Of necessity, FGV is currently pretty ruthless -- the mandate doesn't extend to a museum and there is simply no room for the stuff to collect. (Incidentally, if anyone wants to spearhead a better policy, please bring it to the fg-general mailing list! We're all ears.)
On Thursday an old industrial computer came in. Interesting, yes. Unusual, yes. Valuable, no.
|Pentium-class industrial computer|
Nerd-out: Industrial computer: ISA passive backplane motherboard. Pentium (90mhz or so, probably) CPU with integrated video, SCSI, etc. on an SBC (Single Board Computer). Two Fujitsu 3GB-ish hard drives, two tape backup units, and a LCD and control panel that probably conformed to an obscure industrial standard but wasn't anything I recognized.

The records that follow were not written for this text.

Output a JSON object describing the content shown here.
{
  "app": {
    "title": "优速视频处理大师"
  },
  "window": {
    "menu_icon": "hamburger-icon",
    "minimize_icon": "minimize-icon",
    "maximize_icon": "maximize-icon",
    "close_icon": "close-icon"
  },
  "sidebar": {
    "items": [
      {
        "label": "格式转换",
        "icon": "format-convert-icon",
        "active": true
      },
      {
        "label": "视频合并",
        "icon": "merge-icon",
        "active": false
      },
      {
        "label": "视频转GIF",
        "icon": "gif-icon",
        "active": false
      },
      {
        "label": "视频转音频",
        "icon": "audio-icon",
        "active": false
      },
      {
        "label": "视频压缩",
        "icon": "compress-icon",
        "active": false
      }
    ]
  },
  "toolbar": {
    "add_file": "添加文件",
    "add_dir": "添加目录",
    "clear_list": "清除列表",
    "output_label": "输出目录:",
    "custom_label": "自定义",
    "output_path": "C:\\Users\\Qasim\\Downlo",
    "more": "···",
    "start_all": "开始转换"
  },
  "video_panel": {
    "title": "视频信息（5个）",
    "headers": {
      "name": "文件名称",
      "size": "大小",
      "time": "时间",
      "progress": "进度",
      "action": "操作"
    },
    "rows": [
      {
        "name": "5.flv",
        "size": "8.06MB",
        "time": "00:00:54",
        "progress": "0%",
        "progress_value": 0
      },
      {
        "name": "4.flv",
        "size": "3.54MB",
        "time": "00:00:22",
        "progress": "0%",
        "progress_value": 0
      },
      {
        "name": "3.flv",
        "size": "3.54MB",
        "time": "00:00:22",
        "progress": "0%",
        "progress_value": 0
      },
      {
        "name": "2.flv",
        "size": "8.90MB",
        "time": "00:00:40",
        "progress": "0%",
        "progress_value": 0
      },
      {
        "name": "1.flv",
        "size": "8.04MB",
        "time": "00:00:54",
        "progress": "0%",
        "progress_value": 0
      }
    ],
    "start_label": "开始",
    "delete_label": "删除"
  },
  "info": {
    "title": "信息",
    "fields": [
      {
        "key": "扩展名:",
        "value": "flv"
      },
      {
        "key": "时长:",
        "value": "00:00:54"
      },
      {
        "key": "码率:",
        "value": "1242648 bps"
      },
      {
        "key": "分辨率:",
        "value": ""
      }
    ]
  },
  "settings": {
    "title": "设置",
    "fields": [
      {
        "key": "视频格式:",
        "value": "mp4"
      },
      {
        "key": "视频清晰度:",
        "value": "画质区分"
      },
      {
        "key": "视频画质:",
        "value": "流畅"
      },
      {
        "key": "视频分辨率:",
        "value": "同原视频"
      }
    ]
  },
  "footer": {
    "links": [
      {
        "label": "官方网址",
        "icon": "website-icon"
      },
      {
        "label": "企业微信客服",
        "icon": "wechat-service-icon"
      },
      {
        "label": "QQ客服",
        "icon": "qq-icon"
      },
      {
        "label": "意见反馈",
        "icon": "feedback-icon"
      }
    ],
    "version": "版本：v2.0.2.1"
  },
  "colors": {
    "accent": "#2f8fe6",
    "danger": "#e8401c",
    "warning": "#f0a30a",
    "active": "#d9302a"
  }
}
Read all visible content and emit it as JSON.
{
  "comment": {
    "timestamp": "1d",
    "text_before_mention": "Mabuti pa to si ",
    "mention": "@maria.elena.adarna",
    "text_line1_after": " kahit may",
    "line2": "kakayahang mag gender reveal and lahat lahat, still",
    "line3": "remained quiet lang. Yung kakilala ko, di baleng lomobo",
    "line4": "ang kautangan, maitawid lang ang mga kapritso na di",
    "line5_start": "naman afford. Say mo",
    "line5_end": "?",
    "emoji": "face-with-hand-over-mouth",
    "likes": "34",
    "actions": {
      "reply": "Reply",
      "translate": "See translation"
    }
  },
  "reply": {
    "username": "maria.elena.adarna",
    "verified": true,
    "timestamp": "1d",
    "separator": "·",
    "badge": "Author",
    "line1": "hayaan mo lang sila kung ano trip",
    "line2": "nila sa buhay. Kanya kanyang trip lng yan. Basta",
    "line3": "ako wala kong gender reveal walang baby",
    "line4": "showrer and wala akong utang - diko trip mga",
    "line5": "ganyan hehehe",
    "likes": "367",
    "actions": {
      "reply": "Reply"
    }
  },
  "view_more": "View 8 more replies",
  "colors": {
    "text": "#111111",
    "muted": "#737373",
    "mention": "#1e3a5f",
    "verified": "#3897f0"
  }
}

Disassembly difficulty: four skinned knuckles out of five.
|Backplane, cards removed|
It's pointless to try to sell this kind of thing, but if one is interested and present at the right station at the right time, one might get the chance to be the last person to appreciate its existence by tearing it down for scrap metal. It may not live on in a museum, but this is the nerd's equivalent of giving a Viking funeral.
|Scrapped. And ever-so-slightly dusty.|
Of course, I'd love to see Free Geek Vancouver partner up with an organization that can house and exhibit the really notable stuff that does come in occasionally. (Granted, this one probably isn't it.) But until then, I'll try to eulogize a few things here.
Farewell, old soldier!